International surrogacy traps babies in stateless limbo
By Emma Batha
THE HAGUE (Thomson Reuters Foundation) - The lack of regulation around international commercial surrogacy has left many babies in stateless limbo, with no country granting them citizenship because of complex conflicts over who the legal parents are.
Experts said the problem could affect thousands of babies as more and more couples seek surrogates in countries like India, Mexico and Thailand, turning it into a multimillion dollar business.
Problems arise when the country of the intended parents and the country of the surrogate mother both refuse to grant the baby nationality, or when the parents who ordered the baby decide to abandon it.
“International commercial surrogacy can and does lead to child statelessness,” said Claire Achmad, a New Zealand lawyer told experts told the first international forum on statelessness.
Stateless people have no nationality and are not accepted as citizens by any country.
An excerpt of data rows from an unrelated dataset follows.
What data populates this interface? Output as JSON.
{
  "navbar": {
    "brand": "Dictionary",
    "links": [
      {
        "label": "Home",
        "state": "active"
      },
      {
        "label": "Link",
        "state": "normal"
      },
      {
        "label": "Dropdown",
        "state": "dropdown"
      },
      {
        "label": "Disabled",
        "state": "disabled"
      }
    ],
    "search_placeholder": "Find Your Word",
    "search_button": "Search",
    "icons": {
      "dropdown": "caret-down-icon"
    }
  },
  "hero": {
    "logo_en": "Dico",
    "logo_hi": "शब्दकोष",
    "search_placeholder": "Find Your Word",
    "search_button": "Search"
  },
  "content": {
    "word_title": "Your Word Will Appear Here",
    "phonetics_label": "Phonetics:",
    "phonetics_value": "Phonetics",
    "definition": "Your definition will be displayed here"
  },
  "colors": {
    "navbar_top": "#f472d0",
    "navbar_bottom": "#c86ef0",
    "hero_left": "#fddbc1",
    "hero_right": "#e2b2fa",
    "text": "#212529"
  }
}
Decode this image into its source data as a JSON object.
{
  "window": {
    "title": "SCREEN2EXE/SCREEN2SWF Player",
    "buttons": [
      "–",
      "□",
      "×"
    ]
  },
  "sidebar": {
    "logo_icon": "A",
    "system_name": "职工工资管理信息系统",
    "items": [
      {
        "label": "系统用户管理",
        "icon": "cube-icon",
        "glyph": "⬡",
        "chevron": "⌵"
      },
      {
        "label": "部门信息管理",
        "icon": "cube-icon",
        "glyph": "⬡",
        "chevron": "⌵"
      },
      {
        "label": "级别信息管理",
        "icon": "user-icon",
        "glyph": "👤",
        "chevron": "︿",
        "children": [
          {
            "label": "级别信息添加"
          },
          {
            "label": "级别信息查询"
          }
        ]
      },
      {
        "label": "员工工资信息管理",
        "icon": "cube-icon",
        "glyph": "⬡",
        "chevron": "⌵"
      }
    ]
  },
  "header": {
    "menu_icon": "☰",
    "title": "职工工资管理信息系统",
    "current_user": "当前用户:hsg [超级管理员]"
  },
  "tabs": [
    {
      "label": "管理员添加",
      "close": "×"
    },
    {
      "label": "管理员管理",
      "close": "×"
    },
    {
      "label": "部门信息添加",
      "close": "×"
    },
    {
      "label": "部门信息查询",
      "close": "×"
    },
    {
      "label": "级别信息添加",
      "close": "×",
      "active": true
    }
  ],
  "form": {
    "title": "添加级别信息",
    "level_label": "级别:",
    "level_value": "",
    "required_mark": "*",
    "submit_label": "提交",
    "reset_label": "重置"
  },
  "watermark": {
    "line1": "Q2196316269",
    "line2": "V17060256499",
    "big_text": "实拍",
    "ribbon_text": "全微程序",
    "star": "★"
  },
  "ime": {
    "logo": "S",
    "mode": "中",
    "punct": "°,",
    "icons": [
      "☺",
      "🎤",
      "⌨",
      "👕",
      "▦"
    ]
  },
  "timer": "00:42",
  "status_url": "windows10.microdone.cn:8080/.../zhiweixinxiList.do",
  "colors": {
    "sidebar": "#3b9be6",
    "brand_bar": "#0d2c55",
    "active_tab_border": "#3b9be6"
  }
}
Without citizenship, stateless children are deprived of basic rights most people take for granted and cannot access healthcare and education.
Achmad cited the case of a Norwegian woman, Kari Ann Volden, who had used an Indian surrogate to carry a baby created from a donated egg and sperm.
The surrogate gave birth to twin boys in early 2010, but Norway refused to give Volden passports to take the twins home, saying the Indian surrogate was the legal parent. India also refused to recognize the babies, saying that Volden was the legal parent.
"For the first two years of their life, these twins (were) stateless,” Achmad said. Volden and the twins were stranded in India until she was able to go back to Norway and legally adopt them. Continued...